What you return should be the entries, unchanged, without their pictures.

(Website and app data records)

━━━━━━━━━━━━━━━━━━━━━━━━━━━━━━

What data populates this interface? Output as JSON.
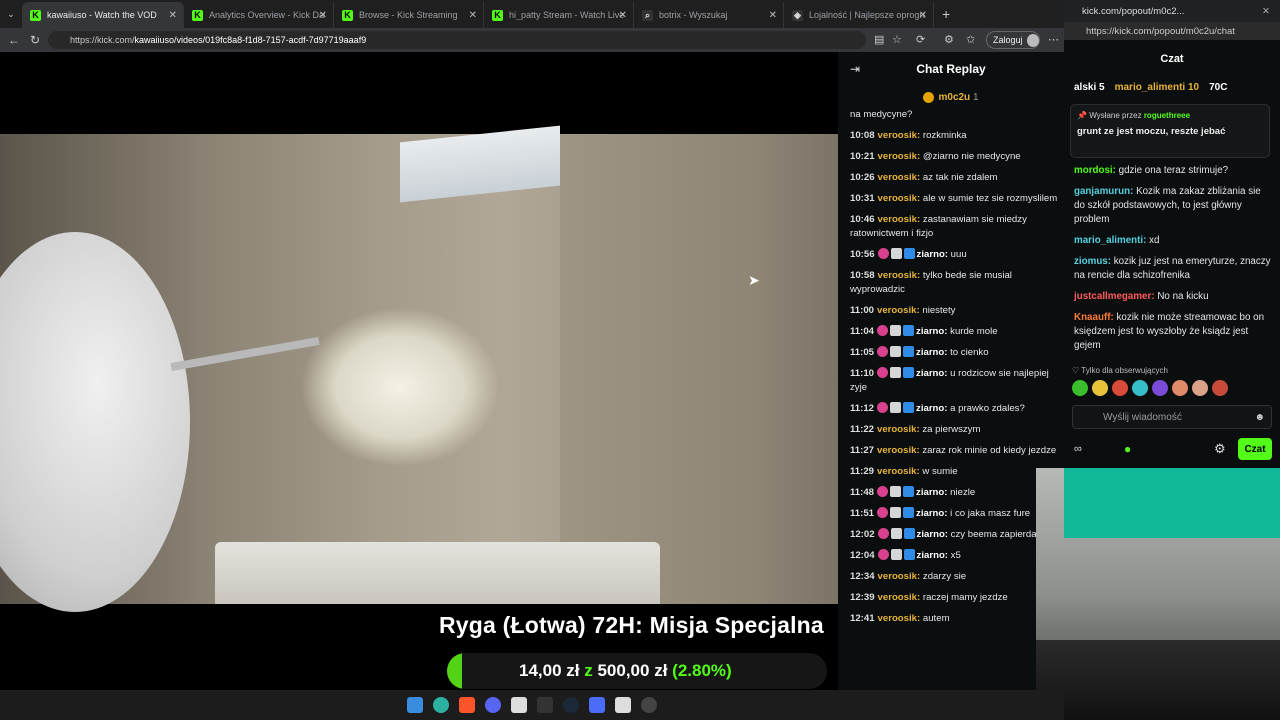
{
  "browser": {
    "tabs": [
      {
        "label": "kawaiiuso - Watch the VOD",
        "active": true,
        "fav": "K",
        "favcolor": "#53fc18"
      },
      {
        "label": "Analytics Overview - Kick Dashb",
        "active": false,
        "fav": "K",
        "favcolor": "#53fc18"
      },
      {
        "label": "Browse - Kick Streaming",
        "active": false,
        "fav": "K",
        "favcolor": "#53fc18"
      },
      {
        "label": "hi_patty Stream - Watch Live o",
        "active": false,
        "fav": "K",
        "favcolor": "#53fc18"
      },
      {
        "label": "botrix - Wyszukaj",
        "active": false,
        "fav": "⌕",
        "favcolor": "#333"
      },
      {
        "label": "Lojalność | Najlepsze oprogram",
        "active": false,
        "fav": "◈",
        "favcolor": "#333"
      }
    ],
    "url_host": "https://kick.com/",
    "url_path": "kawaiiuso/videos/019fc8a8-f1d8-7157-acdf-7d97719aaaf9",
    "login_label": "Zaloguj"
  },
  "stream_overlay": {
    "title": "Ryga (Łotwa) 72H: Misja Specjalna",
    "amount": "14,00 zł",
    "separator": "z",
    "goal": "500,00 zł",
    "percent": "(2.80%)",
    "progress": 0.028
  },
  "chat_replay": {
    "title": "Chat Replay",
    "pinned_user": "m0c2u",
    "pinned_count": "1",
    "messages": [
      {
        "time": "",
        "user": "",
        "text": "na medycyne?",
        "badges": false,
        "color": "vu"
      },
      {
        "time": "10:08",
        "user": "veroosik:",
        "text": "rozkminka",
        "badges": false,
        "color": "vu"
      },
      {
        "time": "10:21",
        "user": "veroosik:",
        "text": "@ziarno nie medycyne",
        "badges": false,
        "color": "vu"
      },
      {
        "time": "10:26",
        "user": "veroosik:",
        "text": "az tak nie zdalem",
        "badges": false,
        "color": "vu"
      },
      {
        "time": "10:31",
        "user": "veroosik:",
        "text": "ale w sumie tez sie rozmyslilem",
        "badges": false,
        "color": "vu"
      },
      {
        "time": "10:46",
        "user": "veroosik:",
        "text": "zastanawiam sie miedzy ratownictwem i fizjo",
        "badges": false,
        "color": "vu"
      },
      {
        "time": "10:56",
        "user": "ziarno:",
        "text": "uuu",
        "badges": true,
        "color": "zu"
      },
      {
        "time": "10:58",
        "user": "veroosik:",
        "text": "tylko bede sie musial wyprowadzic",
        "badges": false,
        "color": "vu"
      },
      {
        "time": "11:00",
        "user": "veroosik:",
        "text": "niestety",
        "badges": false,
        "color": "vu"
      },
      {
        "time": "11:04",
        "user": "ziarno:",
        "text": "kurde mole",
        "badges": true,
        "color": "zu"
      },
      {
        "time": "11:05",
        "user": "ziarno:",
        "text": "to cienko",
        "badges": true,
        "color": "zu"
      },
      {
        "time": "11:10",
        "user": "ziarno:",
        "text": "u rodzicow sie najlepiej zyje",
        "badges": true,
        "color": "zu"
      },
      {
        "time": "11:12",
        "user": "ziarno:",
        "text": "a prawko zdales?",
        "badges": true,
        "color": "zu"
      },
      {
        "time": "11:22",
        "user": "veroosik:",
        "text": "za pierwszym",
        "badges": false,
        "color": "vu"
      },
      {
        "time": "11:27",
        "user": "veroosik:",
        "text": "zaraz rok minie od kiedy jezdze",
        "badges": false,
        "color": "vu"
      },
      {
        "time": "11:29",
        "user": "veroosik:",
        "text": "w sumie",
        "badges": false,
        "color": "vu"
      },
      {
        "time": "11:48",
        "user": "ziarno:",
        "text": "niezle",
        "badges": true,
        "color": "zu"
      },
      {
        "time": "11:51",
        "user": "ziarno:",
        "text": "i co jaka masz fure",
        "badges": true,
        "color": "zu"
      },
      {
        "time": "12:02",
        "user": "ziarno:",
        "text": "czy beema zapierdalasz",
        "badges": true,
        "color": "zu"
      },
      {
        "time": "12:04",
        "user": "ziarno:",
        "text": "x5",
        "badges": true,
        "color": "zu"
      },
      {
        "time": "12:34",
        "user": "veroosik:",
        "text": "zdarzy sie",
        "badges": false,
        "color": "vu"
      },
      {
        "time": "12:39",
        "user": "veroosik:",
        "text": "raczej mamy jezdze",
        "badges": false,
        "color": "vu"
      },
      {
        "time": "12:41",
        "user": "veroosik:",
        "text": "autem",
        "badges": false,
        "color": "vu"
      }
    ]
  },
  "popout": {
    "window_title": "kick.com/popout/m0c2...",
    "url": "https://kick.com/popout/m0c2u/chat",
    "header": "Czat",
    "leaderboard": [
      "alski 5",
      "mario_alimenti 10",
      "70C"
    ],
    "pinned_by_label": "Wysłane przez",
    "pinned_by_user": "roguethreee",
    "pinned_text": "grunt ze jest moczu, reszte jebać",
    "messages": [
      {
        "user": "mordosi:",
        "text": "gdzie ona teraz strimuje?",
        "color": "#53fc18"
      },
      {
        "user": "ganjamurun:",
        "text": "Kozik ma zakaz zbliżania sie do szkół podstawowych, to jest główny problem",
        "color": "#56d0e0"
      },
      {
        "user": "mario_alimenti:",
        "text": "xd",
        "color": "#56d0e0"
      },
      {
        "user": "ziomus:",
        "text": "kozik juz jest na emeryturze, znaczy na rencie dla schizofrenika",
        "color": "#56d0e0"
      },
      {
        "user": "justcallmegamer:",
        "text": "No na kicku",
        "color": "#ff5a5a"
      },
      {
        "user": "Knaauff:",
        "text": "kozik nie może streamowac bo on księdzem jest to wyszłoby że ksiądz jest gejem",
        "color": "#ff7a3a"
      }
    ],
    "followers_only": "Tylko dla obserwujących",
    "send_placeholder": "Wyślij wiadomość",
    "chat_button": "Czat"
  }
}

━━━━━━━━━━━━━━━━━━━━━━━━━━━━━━

§ **Answer**:
What data populates this interface? Output as JSON.
{
  "browser": {
    "tabs": [
      {
        "label": "kawaiiuso - Watch the VOD",
        "active": true,
        "fav": "K",
        "favcolor": "#53fc18"
      },
      {
        "label": "Analytics Overview - Kick Dashb",
        "active": false,
        "fav": "K",
        "favcolor": "#53fc18"
      },
      {
        "label": "Browse - Kick Streaming",
        "active": false,
        "fav": "K",
        "favcolor": "#53fc18"
      },
      {
        "label": "hi_patty Stream - Watch Live o",
        "active": false,
        "fav": "K",
        "favcolor": "#53fc18"
      },
      {
        "label": "botrix - Wyszukaj",
        "active": false,
        "fav": "⌕",
        "favcolor": "#333"
      },
      {
        "label": "Lojalność | Najlepsze oprogram",
        "active": false,
        "fav": "◈",
        "favcolor": "#333"
      }
    ],
    "url_host": "https://kick.com/",
    "url_path": "kawaiiuso/videos/019fc8a8-f1d8-7157-acdf-7d97719aaaf9",
    "login_label": "Zaloguj"
  },
  "stream_overlay": {
    "title": "Ryga (Łotwa) 72H: Misja Specjalna",
    "amount": "14,00 zł",
    "separator": "z",
    "goal": "500,00 zł",
    "percent": "(2.80%)",
    "progress": 0.028
  },
  "chat_replay": {
    "title": "Chat Replay",
    "pinned_user": "m0c2u",
    "pinned_count": "1",
    "messages": [
      {
        "time": "",
        "user": "",
        "text": "na medycyne?",
        "badges": false,
        "color": "vu"
      },
      {
        "time": "10:08",
        "user": "veroosik:",
        "text": "rozkminka",
        "badges": false,
        "color": "vu"
      },
      {
        "time": "10:21",
        "user": "veroosik:",
        "text": "@ziarno nie medycyne",
        "badges": false,
        "color": "vu"
      },
      {
        "time": "10:26",
        "user": "veroosik:",
        "text": "az tak nie zdalem",
        "badges": false,
        "color": "vu"
      },
      {
        "time": "10:31",
        "user": "veroosik:",
        "text": "ale w sumie tez sie rozmyslilem",
        "badges": false,
        "color": "vu"
      },
      {
        "time": "10:46",
        "user": "veroosik:",
        "text": "zastanawiam sie miedzy ratownictwem i fizjo",
        "badges": false,
        "color": "vu"
      },
      {
        "time": "10:56",
        "user": "ziarno:",
        "text": "uuu",
        "badges": true,
        "color": "zu"
      },
      {
        "time": "10:58",
        "user": "veroosik:",
        "text": "tylko bede sie musial wyprowadzic",
        "badges": false,
        "color": "vu"
      },
      {
        "time": "11:00",
        "user": "veroosik:",
        "text": "niestety",
        "badges": false,
        "color": "vu"
      },
      {
        "time": "11:04",
        "user": "ziarno:",
        "text": "kurde mole",
        "badges": true,
        "color": "zu"
      },
      {
        "time": "11:05",
        "user": "ziarno:",
        "text": "to cienko",
        "badges": true,
        "color": "zu"
      },
      {
        "time": "11:10",
        "user": "ziarno:",
        "text": "u rodzicow sie najlepiej zyje",
        "badges": true,
        "color": "zu"
      },
      {
        "time": "11:12",
        "user": "ziarno:",
        "text": "a prawko zdales?",
        "badges": true,
        "color": "zu"
      },
      {
        "time": "11:22",
        "user": "veroosik:",
        "text": "za pierwszym",
        "badges": false,
        "color": "vu"
      },
      {
        "time": "11:27",
        "user": "veroosik:",
        "text": "zaraz rok minie od kiedy jezdze",
        "badges": false,
        "color": "vu"
      },
      {
        "time": "11:29",
        "user": "veroosik:",
        "text": "w sumie",
        "badges": false,
        "color": "vu"
      },
      {
        "time": "11:48",
        "user": "ziarno:",
        "text": "niezle",
        "badges": true,
        "color": "zu"
      },
      {
        "time": "11:51",
        "user": "ziarno:",
        "text": "i co jaka masz fure",
        "badges": true,
        "color": "zu"
      },
      {
        "time": "12:02",
        "user": "ziarno:",
        "text": "czy beema zapierdalasz",
        "badges": true,
        "color": "zu"
      },
      {
        "time": "12:04",
        "user": "ziarno:",
        "text": "x5",
        "badges": true,
        "color": "zu"
      },
      {
        "time": "12:34",
        "user": "veroosik:",
        "text": "zdarzy sie",
        "badges": false,
        "color": "vu"
      },
      {
        "time": "12:39",
        "user": "veroosik:",
        "text": "raczej mamy jezdze",
        "badges": false,
        "color": "vu"
      },
      {
        "time": "12:41",
        "user": "veroosik:",
        "text": "autem",
        "badges": false,
        "color": "vu"
      }
    ]
  },
  "popout": {
    "window_title": "kick.com/popout/m0c2...",
    "url": "https://kick.com/popout/m0c2u/chat",
    "header": "Czat",
    "leaderboard": [
      "alski 5",
      "mario_alimenti 10",
      "70C"
    ],
    "pinned_by_label": "Wysłane przez",
    "pinned_by_user": "roguethreee",
    "pinned_text": "grunt ze jest moczu, reszte jebać",
    "messages": [
      {
        "user": "mordosi:",
        "text": "gdzie ona teraz strimuje?",
        "color": "#53fc18"
      },
      {
        "user": "ganjamurun:",
        "text": "Kozik ma zakaz zbliżania sie do szkół podstawowych, to jest główny problem",
        "color": "#56d0e0"
      },
      {
        "user": "mario_alimenti:",
        "text": "xd",
        "color": "#56d0e0"
      },
      {
        "user": "ziomus:",
        "text": "kozik juz jest na emeryturze, znaczy na rencie dla schizofrenika",
        "color": "#56d0e0"
      },
      {
        "user": "justcallmegamer:",
        "text": "No na kicku",
        "color": "#ff5a5a"
      },
      {
        "user": "Knaauff:",
        "text": "kozik nie może streamowac bo on księdzem jest to wyszłoby że ksiądz jest gejem",
        "color": "#ff7a3a"
      }
    ],
    "followers_only": "Tylko dla obserwujących",
    "send_placeholder": "Wyślij wiadomość",
    "chat_button": "Czat"
  }
}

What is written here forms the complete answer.